Amanda reveals that the friends have been discussing Adair’s hair.

“Oh wow,” I say confessing that for the three days I’ve sat directly behind the defence lawyer I too have been completely enthralled by his silver, white locks. Not quite feathered, not quite layered with an immaculate collar line. It’s hair that has to be seen to be believed. A Google image search does it no justice, which is why I have not included a photo.

“I’m hoping (Adair’s) hair works in my favour,” says Paulsson as he strokes his grey-fringed bald skull. “Have you noticed the men on the jury all have receding hairlines? I think they’ll identify with me.”

Even in the bleakest, most boring moments of this trial — and there have been no shortage of those — the male jurors’ hair was not something I had considered. I’d wondered what the jury made of Paulsson’s long rambling speeches and his unpressed, baggy blazer, which had ceased to fit him after his doctor put him on a strict post-heart-attack fitness regimen. Or whether they might be turned off by Adair’s hail-fellow-well-met manner, if he’d been a little too mean in his cross examination of Paulsson and caused some jurors to see him as a bully. But it had never once crossed my mind that the jury’s male majority might bond with the plaintiff over male pattern baldness.

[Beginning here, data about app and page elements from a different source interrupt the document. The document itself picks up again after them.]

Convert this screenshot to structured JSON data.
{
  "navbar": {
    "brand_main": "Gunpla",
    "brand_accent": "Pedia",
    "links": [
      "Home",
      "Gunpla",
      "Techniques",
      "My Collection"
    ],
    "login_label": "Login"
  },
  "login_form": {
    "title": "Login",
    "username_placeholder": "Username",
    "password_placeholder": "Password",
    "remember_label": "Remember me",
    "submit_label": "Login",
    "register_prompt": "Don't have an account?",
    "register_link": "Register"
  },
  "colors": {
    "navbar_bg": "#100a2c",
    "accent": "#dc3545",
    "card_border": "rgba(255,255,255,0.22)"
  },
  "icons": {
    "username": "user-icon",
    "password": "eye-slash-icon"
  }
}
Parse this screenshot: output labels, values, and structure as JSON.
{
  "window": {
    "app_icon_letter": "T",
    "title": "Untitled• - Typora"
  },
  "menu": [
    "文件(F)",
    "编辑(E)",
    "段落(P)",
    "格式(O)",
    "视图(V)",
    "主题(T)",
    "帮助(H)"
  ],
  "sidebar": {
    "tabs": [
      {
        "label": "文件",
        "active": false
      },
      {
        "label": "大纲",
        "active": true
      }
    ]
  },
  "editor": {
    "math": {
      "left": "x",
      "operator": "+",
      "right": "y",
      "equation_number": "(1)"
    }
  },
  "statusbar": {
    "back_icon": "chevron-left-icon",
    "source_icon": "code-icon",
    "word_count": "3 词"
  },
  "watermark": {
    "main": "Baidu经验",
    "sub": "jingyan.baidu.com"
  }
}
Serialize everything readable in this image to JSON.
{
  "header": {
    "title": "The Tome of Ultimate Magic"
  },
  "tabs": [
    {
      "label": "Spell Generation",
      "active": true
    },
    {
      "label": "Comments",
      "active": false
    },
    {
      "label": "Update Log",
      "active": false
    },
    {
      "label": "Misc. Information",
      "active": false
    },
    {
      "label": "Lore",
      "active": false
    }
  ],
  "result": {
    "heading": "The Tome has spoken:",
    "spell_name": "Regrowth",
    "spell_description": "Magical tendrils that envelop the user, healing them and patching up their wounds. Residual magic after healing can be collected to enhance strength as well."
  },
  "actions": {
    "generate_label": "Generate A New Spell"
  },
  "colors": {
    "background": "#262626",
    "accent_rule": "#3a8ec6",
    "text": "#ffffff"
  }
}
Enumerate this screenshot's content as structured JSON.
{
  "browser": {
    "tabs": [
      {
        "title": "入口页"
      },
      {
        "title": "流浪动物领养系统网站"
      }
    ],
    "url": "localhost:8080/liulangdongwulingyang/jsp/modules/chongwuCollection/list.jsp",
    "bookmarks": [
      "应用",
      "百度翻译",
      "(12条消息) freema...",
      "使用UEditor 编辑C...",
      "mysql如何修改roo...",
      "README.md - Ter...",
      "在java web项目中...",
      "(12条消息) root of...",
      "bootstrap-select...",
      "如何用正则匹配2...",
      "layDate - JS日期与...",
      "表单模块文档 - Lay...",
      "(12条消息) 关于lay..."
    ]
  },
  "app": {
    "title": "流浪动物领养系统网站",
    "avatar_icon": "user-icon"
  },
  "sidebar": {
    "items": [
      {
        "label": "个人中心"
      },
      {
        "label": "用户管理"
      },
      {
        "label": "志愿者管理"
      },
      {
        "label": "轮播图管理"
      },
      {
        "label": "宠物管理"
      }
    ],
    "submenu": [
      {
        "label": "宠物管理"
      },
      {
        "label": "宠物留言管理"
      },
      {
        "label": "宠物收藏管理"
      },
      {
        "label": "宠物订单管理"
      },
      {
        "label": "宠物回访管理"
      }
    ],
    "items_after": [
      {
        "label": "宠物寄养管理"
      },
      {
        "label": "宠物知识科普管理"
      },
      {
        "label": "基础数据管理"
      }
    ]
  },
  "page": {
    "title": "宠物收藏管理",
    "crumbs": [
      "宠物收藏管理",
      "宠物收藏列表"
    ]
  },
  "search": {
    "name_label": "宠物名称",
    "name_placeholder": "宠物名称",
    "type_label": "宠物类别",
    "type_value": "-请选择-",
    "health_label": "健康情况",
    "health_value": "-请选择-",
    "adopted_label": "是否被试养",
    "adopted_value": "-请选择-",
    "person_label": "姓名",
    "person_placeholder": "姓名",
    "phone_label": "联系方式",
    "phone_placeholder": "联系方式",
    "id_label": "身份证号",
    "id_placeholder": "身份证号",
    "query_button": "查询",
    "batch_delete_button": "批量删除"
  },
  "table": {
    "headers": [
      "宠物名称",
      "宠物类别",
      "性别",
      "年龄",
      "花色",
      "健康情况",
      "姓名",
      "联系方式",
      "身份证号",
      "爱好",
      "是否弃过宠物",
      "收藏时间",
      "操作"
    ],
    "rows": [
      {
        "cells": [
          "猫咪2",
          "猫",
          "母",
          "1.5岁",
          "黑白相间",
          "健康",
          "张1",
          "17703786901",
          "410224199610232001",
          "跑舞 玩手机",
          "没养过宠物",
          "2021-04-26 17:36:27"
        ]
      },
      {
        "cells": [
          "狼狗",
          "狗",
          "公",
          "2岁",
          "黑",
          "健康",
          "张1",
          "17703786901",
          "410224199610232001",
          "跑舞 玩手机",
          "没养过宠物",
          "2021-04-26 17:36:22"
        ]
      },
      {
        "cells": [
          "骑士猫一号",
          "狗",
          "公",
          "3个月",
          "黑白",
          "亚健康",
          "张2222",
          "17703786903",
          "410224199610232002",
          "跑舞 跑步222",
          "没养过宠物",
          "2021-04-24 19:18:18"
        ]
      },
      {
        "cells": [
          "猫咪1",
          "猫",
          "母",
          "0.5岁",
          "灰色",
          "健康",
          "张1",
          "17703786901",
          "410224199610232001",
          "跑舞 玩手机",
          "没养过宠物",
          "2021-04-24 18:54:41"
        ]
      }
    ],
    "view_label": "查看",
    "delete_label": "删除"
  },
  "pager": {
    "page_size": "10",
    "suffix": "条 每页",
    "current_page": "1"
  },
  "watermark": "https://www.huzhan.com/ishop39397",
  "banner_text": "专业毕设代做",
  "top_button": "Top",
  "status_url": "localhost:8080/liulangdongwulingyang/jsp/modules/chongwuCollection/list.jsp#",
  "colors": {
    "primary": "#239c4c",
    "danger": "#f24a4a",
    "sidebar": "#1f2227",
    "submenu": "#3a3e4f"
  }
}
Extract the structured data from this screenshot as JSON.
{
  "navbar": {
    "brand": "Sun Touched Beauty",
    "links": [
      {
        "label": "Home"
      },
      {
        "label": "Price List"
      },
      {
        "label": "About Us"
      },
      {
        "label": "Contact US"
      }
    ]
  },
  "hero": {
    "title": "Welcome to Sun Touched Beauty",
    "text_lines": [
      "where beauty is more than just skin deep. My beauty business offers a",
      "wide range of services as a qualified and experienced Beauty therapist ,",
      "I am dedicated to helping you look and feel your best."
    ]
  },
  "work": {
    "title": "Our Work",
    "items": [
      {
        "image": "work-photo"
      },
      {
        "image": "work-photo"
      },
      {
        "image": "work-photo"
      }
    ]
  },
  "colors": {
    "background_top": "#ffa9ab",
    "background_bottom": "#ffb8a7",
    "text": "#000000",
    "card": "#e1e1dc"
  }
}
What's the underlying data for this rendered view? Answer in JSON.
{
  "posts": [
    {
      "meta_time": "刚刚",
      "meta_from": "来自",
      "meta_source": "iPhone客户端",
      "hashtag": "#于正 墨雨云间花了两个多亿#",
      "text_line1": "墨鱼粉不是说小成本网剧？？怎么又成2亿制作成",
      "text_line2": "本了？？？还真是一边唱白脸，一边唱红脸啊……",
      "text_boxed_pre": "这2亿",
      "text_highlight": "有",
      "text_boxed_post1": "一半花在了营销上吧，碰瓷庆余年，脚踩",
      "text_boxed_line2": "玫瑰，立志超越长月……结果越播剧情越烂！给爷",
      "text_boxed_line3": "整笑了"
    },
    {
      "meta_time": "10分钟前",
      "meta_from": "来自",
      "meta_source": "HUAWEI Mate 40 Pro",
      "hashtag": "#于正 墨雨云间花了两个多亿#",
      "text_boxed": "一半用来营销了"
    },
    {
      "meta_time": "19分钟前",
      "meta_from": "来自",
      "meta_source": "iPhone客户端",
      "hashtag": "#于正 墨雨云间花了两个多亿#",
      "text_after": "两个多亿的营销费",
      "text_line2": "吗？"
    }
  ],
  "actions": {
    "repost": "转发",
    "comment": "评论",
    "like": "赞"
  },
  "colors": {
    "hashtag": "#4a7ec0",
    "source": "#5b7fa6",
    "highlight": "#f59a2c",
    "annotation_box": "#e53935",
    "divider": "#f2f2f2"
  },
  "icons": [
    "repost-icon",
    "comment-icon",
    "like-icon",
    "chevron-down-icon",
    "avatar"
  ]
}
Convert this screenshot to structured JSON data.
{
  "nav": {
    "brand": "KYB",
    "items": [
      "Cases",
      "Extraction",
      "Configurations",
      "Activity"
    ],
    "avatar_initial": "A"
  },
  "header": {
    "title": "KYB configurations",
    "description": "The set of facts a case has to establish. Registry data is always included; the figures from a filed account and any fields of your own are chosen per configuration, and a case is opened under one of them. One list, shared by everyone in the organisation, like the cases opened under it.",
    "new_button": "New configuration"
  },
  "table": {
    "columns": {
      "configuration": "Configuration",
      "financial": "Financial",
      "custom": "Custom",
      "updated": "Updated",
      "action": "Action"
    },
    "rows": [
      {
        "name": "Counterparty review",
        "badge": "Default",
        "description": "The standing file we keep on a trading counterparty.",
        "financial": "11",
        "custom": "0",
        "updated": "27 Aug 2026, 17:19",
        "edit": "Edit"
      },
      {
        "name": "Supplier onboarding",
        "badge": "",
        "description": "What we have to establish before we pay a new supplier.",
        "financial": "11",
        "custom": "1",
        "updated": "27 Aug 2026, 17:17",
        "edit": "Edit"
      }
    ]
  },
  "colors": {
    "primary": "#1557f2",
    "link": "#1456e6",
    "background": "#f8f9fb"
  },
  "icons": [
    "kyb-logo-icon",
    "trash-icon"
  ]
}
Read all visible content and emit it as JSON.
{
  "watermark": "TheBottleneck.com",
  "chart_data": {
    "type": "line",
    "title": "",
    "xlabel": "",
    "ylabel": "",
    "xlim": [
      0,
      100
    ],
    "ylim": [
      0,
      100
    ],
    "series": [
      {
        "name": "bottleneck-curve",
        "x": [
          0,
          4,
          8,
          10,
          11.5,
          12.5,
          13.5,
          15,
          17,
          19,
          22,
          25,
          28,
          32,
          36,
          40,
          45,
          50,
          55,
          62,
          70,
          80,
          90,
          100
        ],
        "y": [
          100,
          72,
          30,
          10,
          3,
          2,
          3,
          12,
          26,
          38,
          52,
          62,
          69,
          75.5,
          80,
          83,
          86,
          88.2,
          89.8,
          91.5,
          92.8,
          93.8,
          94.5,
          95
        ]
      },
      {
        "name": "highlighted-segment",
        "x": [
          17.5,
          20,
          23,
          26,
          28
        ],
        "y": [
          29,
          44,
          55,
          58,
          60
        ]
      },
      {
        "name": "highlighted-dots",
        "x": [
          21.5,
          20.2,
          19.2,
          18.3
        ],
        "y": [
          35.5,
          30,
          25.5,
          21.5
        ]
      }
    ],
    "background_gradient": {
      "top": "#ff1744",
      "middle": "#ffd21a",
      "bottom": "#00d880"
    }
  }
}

As the four-men, two women jury file back into the courtroom after lunch, I scrutinize the men’s hairlines and see that Paulsson was right. Although I have been monitoring the jurors’ reactions throughout the trial, the only thing I can definitively say about their attitudes is that one juror seems a little more amused by the proceedings than the others. Apart from that, however, they are discreet as can be and follow the rules of the court, which do not allow for rollicking fits of laughter at unintentionally hilarious testimony. The jurors consult the documentation they are given, they dutifully pay attention and sometimes some of the them take notes. I would have been happy to put my legal fate in these good citizens’ hands but as the evidence part of the trial winds up, Adair announces that he wants to strike the jury, send them home right now, and have the case decided by Justice Wilson alone.

In Part 3, to be published next week, Steve Paulsson will explain why he believes he was defamed